In my never ending task of shuffling contents within and between the farm buildings I came across a red metal shelf. It had been my father’s and now it was mine. Except for the thick layer of dust it was empty. Its former contents are part of my life now.
Dad thought it was important for me, a new husband, to have the same sturdy shelf he was using so he bought me one for Christmas in 1983. I still have it along with a few other things he gave to me.
Underneath the Christmas wrapping paper was an unmarked flat box. When I opened the box I realized what I had – a bunch of metal pieces that needed to be assembled to resemble a shelf. I knew this because of what Dad told me when I tore off the paper. “It’s a shelf,” he said with a smile.
When Rhonda and I got home to our garden-level apartment in St. Paul I dumped the contents of the box on the living room floor. Since we didn’t have a garage or a basement, I thought this was the best spot. I’m not sure Rhonda agreed, for what young bride doesn’t like the look of metal pieces, screws, nuts, bolts and cardboard strewn about her living room?

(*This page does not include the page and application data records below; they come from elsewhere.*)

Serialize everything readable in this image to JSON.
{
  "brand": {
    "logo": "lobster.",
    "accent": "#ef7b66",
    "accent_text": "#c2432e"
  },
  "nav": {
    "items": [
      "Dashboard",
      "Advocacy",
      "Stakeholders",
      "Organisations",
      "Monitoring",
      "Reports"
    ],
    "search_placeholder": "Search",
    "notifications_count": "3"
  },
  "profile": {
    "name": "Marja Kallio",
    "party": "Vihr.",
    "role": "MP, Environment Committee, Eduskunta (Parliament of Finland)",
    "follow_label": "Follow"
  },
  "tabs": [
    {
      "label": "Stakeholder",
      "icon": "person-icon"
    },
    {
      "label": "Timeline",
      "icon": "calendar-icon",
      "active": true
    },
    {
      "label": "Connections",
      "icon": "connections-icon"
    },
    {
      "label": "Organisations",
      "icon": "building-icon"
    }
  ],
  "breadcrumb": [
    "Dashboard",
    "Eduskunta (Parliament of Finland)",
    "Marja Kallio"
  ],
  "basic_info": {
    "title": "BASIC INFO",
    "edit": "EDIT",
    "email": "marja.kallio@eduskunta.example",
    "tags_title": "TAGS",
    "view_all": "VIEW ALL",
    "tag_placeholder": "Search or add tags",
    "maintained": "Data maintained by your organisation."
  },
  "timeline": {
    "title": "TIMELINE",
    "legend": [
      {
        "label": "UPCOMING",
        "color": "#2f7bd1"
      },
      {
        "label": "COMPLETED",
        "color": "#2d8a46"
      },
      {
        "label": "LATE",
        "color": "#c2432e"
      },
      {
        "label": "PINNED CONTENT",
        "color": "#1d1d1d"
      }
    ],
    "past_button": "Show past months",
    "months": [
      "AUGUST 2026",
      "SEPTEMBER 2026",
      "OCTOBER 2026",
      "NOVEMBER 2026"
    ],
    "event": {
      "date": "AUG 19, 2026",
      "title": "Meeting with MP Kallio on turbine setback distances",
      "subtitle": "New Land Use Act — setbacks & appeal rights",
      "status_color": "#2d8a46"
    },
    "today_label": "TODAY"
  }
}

I had three tools for the job: A screwdriver, a pliers and a hammer (just in case things got out of control). It seemed simple enough: Attach the metal shelves to the metal brackets to make a shelf. But after I was done it looked rather odd. I remember thinking how lucky we were to live in an older building with tall ceilings, as this shelf reached way up high when I stood it up on the floor.
I wasn’t too impressed with the quality of the material used. It was quite flimsy, and why only four shelves? It had a top and bottom of course, but there seemed to be too much space in the middle to fill with only the two remaining shelves. As I was not sure what the problem was, I asked Rhonda to come into the room.
“What’s the matter with this piece of junk?” I asked.
She put her hands up to her mouth to suppress a laugh. It didn’t work.
As the daughter of a cabinet maker she recognized the problem immediately. She pointed out that the brackets, which made up the frame and supported the inner shelves, were meant for all four corners – not just two (the way I had put it together).
My completed project had two tall, lonely metal stakes that held four shelves (miles apart from each other) on just one side. Only the lowest shelf, which was resting on the floor, offered any stability for storage. With nothing holding them up from the other side, the other three shelves hung in twisted shapes to flap in the breeze. A feather wouldn’t have found support there. I couldn’t help but laugh too.
I took it apart and put it back together – kind of. I now have two shelves, one my dad put together, and one I put together (twice). Someday these family heirlooms will belong to my two kids.
But more importantly I hope I have given my kids the other things they will need: The tools to build a happy family, the knowledge that they need God in their lives, the ability to admit their mistakes, the skills to take problems apart one piece at a time, the strength to start over, and the willingness to laugh at themselves.
Dad had given these to me too.